Dhanoa v. The Queen
(June 23, 2015 – 2015 TCC 164, V. Miller J.).
Mr. Dhanoa failed to report investment income in both 2011 and 2012. As a consequence the Minister applied a 10% penalty under subsection 163(1) of the Income Tax Act
(the “Act”) to his 2012 taxation year. Mr Dhanoa appealed the imposition of the penalty and raised a defence of due diligence.
The Court concluded that he had not acted with due diligence in either 2011 or 2012 and dismissed his appeal.
Mr. Dhanoa failed to report investment income in both 2011 and 2012:
 Craig Peturson, a Team Leader in the Appeals Section of the Calgary Tax Services Office of the Canada Revenue Agency (“CRA”) testified on behalf of the Respondent. His evidence established that the Appellant failed to report amounts in his 2011 and 2012 income tax returns. Those amounts were as follows:
a) For the 2012 taxation year, the Appellant received interest income of $128.64 from Khalsa Credit Union (Alberta) Limited (“Khalsa Alberta”) and interest income of $51,598.62 from Stone West Homes Inc. (“Stone West”). He failed to report both of these amounts;
b) For the 2011 taxation year, the Appellant also failed to report income which he received from these same entities. He received and failed to report interest income of $127.16 from Khalsa Alberta and capital gains of $18,817 from Stone West.
The Minister imposed a penalty of 10% for Mr. Dhanoa’s 2012 taxation year pursuant to subsection 163(1) of the Act:
163. (1) Every person who
(a) fails to report an amount required to be included in computing the person’s income in a return filed under section 150 for a taxation year, and
(b) had failed to report an amount required to be so included in any return filed under section 150 for any of the three preceding taxation years
is liable to a penalty equal to 10% of the amount described in paragraph 163(1)(a), except where the person is liable to a penalty under subsection 163(2) in respect of that amount.
The Court acknowledged a split in the Tax Court over whether it was sufficient to escape the imposition of a penalty if a taxpayer could demonstrate due diligence in either of the two years mentioned in the provision:
 I realize that at least four other judges of this Court have held that a taxpayer can be relieved of a penalty under subsection 163(1) if he can establish a due diligence defense for either of the two years within the four year period. I disagree with this reasoning. It is my view that the taxpayer must establish a due diligence defense for the year that the penalty was imposed. In this appeal that year was 2012. It was the failure to report interest income of $51,727 in the 2012 taxation year which triggered the penalty.
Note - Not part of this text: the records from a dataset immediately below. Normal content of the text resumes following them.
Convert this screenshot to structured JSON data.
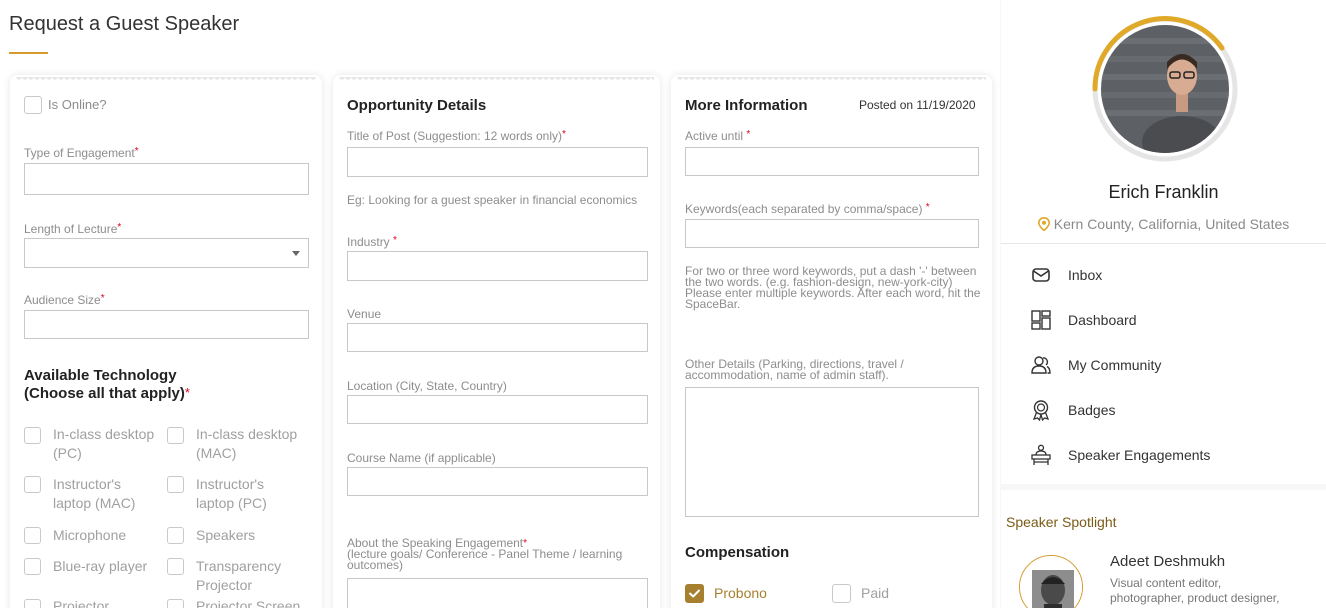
{
  "page": {
    "title": "Request a Guest Speaker"
  },
  "card1": {
    "is_online": "Is Online?",
    "type_of_engagement": "Type of Engagement",
    "length_of_lecture": "Length of Lecture",
    "audience_size": "Audience Size",
    "tech_heading_line1": "Available Technology",
    "tech_heading_line2": "(Choose all that apply)",
    "tech": [
      {
        "line1": "In-class desktop",
        "line2": "(PC)"
      },
      {
        "line1": "In-class desktop",
        "line2": "(MAC)"
      },
      {
        "line1": "Instructor's",
        "line2": "laptop (MAC)"
      },
      {
        "line1": "Instructor's",
        "line2": "laptop (PC)"
      },
      {
        "line1": "Microphone",
        "line2": ""
      },
      {
        "line1": "Speakers",
        "line2": ""
      },
      {
        "line1": "Blue-ray player",
        "line2": ""
      },
      {
        "line1": "Transparency",
        "line2": "Projector"
      },
      {
        "line1": "Projector",
        "line2": ""
      },
      {
        "line1": "Projector Screen",
        "line2": ""
      }
    ]
  },
  "card2": {
    "heading": "Opportunity Details",
    "title_of_post": "Title of Post (Suggestion: 12 words only)",
    "title_hint": "Eg: Looking for a guest speaker in financial economics",
    "industry": "Industry",
    "venue": "Venue",
    "location": "Location (City, State, Country)",
    "course_name": "Course Name (if applicable)",
    "about_line1": "About the Speaking Engagement",
    "about_line2": "(lecture goals/ Conference - Panel Theme / learning",
    "about_line3": "outcomes)"
  },
  "card3": {
    "heading": "More Information",
    "posted_on": "Posted on 11/19/2020",
    "active_until": "Active until",
    "keywords": "Keywords(each separated by comma/space)",
    "keywords_hint_1": "For two or three word keywords, put a dash '-' between",
    "keywords_hint_2": "the two words. (e.g. fashion-design, new-york-city)",
    "keywords_hint_3": "Please enter multiple keywords. After each word, hit the",
    "keywords_hint_4": "SpaceBar.",
    "other_details_1": "Other Details (Parking, directions, travel /",
    "other_details_2": "accommodation, name of admin staff).",
    "compensation": "Compensation",
    "probono": "Probono",
    "paid": "Paid",
    "probono_checked": true
  },
  "profile": {
    "name": "Erich Franklin",
    "location": "Kern County, California, United States",
    "nav": [
      {
        "label": "Inbox",
        "icon": "envelope-icon"
      },
      {
        "label": "Dashboard",
        "icon": "dashboard-icon"
      },
      {
        "label": "My Community",
        "icon": "community-icon"
      },
      {
        "label": "Badges",
        "icon": "badge-icon"
      },
      {
        "label": "Speaker Engagements",
        "icon": "podium-icon"
      }
    ]
  },
  "spotlight": {
    "title": "Speaker Spotlight",
    "name": "Adeet Deshmukh",
    "desc_line1": "Visual content editor,",
    "desc_line2": "photographer, product designer,"
  },
  "colors": {
    "accent": "#d69a2f",
    "required": "#e0001b",
    "checkbox_checked": "#a6802f"
  }
}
 However, because this issue has not been decided by the Federal Court of Appeal, I will give the Appellant the benefit of the doubt by considering his due diligence argument for both 2011 and 2012.
The Court rejected Mr. Dhanoa’s argument that he had demonstrated due diligence in 2011:
 In the 2011 taxation year, the Appellant reported employment income of $18,000. It was his evidence that he may have mistakenly reported the capital gains of $18,817 which he received from Stone West as his employment income. With respect to the interest income of $127.16 from Khalsa Alberta, he stated that he knew he had to pay tax on this income but he thought that he didn’t have to report it because the CRA would receive a copy of the T5 slip from the credit union.
 I do not believe that the Appellant mistakenly reported the capital gains he received from Stone West as his employment income. Nor do I believe that the Appellant’s explanation is credible. For 2011, the Appellant reported employment income of $18,000 and taxable dividends of $35,000 for total income of $53,000. The T4 enclosed with his 2011 income tax return (“2011 return”) was from 1339421 Alberta Inc. and it showed that his employment income was $18,000. I note that the taxable dividends were also from the same numbered company.
He was similarly unsuccessful in 2012:
 The evidence demonstrated that the Appellant had a pattern of not reporting interest income. In 2003, 2006, 2007, 2008 and 2010, the Appellant failed to report interest income he earned from Khalsa Alberta. In 2004, he failed to report interest income he earned from TD Mortgage Corporation. The Minister reassessed the Appellant to include the unreported interest income in his income for 2003, 2004, 2006 and 2008.
 The Appellant stated that he knew that the Minister received a copy of the T5s from the issuer and he waited each year for the Minister to discover the failure to report and to reassess him. It is my view that the Appellant was playing a game of “catch me if you can” with the Minister. It appears that the Minister did not catch him in 2007 and 2010.
Since Mr. Dhanoa failed to demonstrate due diligence in either 2011 or 2012 his appeal was dismissed.